The Daily Gamecock

Long-distance relationships are difficult, but often worth it

300 dpi Eddie Thomas illustration related to cold weather in February and Valentine's Day. (Minneapolis Star Tribune/MCT)
300 dpi Eddie Thomas illustration related to cold weather in February and Valentine's Day. (Minneapolis Star Tribune/MCT)

For some, college is a natural breaking point in relationships. The distance and the potential of a whole new pool of fish to investigate is often too great of a lure. But what about the couples that choose to stick it out in a long-distance relationship?

Taylor Nadler, a second-year biological sciences student, and her boyfriend of three years made the choice to stick it out, and they typically see each other over breaks. Although the distance can make for lonely nights in a long-distance relationship, long-term reward is greater than short-term gratification. If a significant other is willing to put extra time and effort into a relationship to keep it flourishing, then that person would be a good long-term partner.

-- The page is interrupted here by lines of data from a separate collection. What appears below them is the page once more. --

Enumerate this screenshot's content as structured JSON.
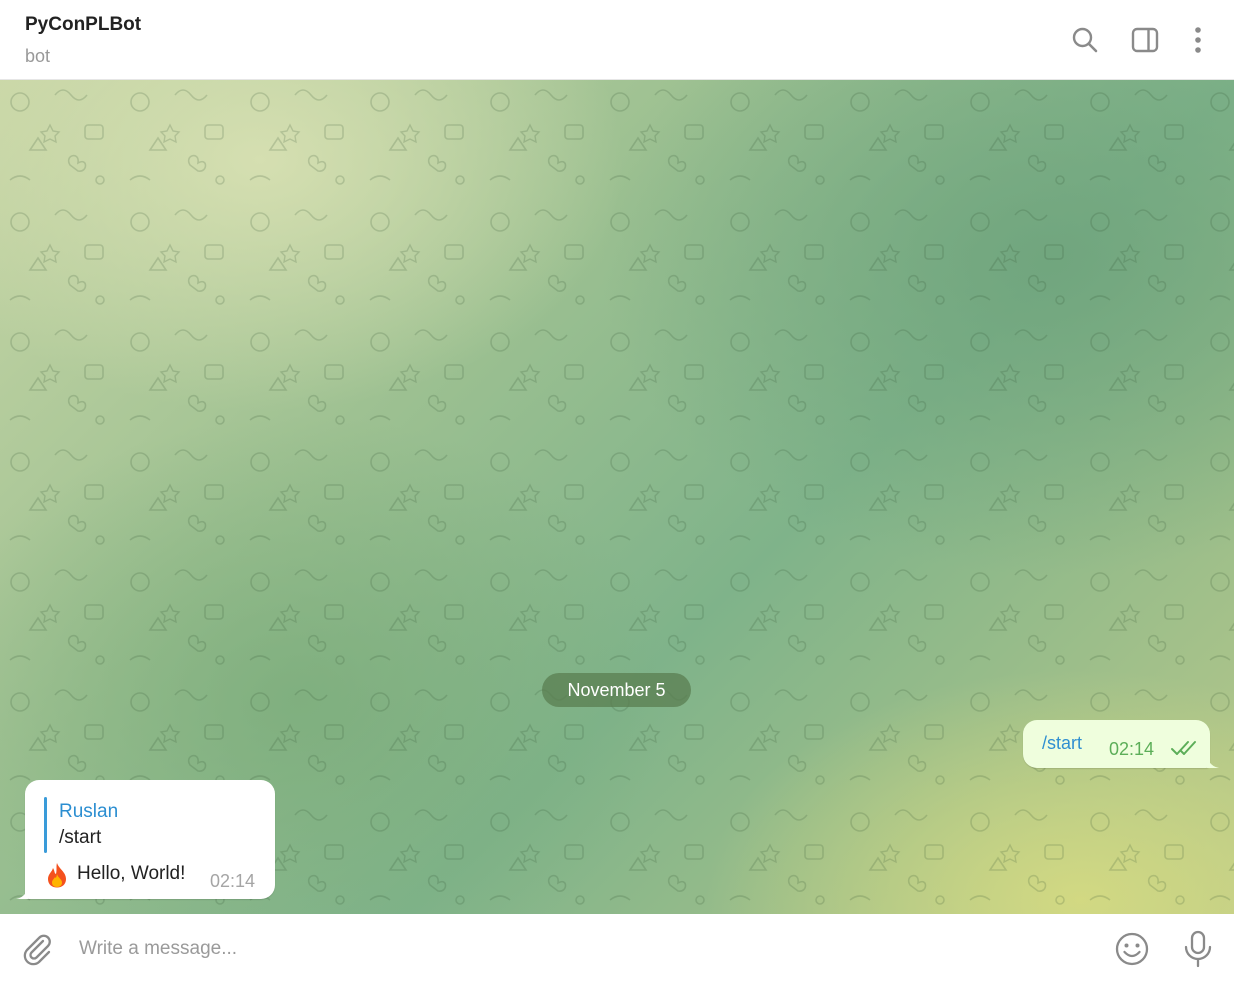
{
  "header": {
    "title": "PyConPLBot",
    "subtitle": "bot",
    "icons": [
      "search-icon",
      "sidebar-toggle-icon",
      "more-vertical-icon"
    ]
  },
  "chat": {
    "date_separator": "November 5",
    "messages": [
      {
        "direction": "outgoing",
        "text": "/start",
        "time": "02:14",
        "status": "read"
      },
      {
        "direction": "incoming",
        "reply_to": {
          "author": "Ruslan",
          "text": "/start"
        },
        "emoji": "🔥",
        "text": "Hello, World!",
        "time": "02:14"
      }
    ]
  },
  "composer": {
    "placeholder": "Write a message...",
    "value": "",
    "icons": [
      "paperclip-icon",
      "emoji-icon",
      "microphone-icon"
    ]
  },
  "colors": {
    "outgoing_bubble": "#effedd",
    "incoming_bubble": "#ffffff",
    "link_blue": "#2f8fd1",
    "read_check_green": "#5cae58",
    "date_pill": "#5a7d50"
  }
}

“[R]elationships in general are about finding someone you want to spend the rest of your life with,” Nadler said. “If you’re lucky enough to be with someone and it works long distance, you feel close to them no matter how far away you are,” she said.

Some advice for long-distance couples includes patience and taking the relationship seriously.

“[B]e patient. It’s frustrating when all you want to do is to be with someone every day and you can’t, but knowing someone is willing to push through a long distance relationship to be with you is such a great feeling,” Nadler said.

In addition, treating a long-distance relationship as a genuine relationship will strengthen the ties between individuals, and will prevent both sides from feeling like they could have spent their time meeting other people. It is imperative to continue communication in order to prevent individuals in a relationship from growing apart. When both sides are wholly committed, trust is fostered and the relationship thrives.

“Make sure that it is worth it. If you aren’t serious about the other, don’t waste both of your time. The distance is by far anything but easy, but it is worth it when you get to see each other,” Meghan Mcmenamy said.

Mcmenamy, a third-year retail management student, is able to see her boyfriend of eight months about every month, despite being 11 hours away.

Valentine’s Day can be tough, but it is by no means impossible. Studying abroad, Nadler has plans to FaceTime her boyfriend, and Mcmenamy will fly to see hers. True love knows no boundaries, and distance should certainly not be one of them.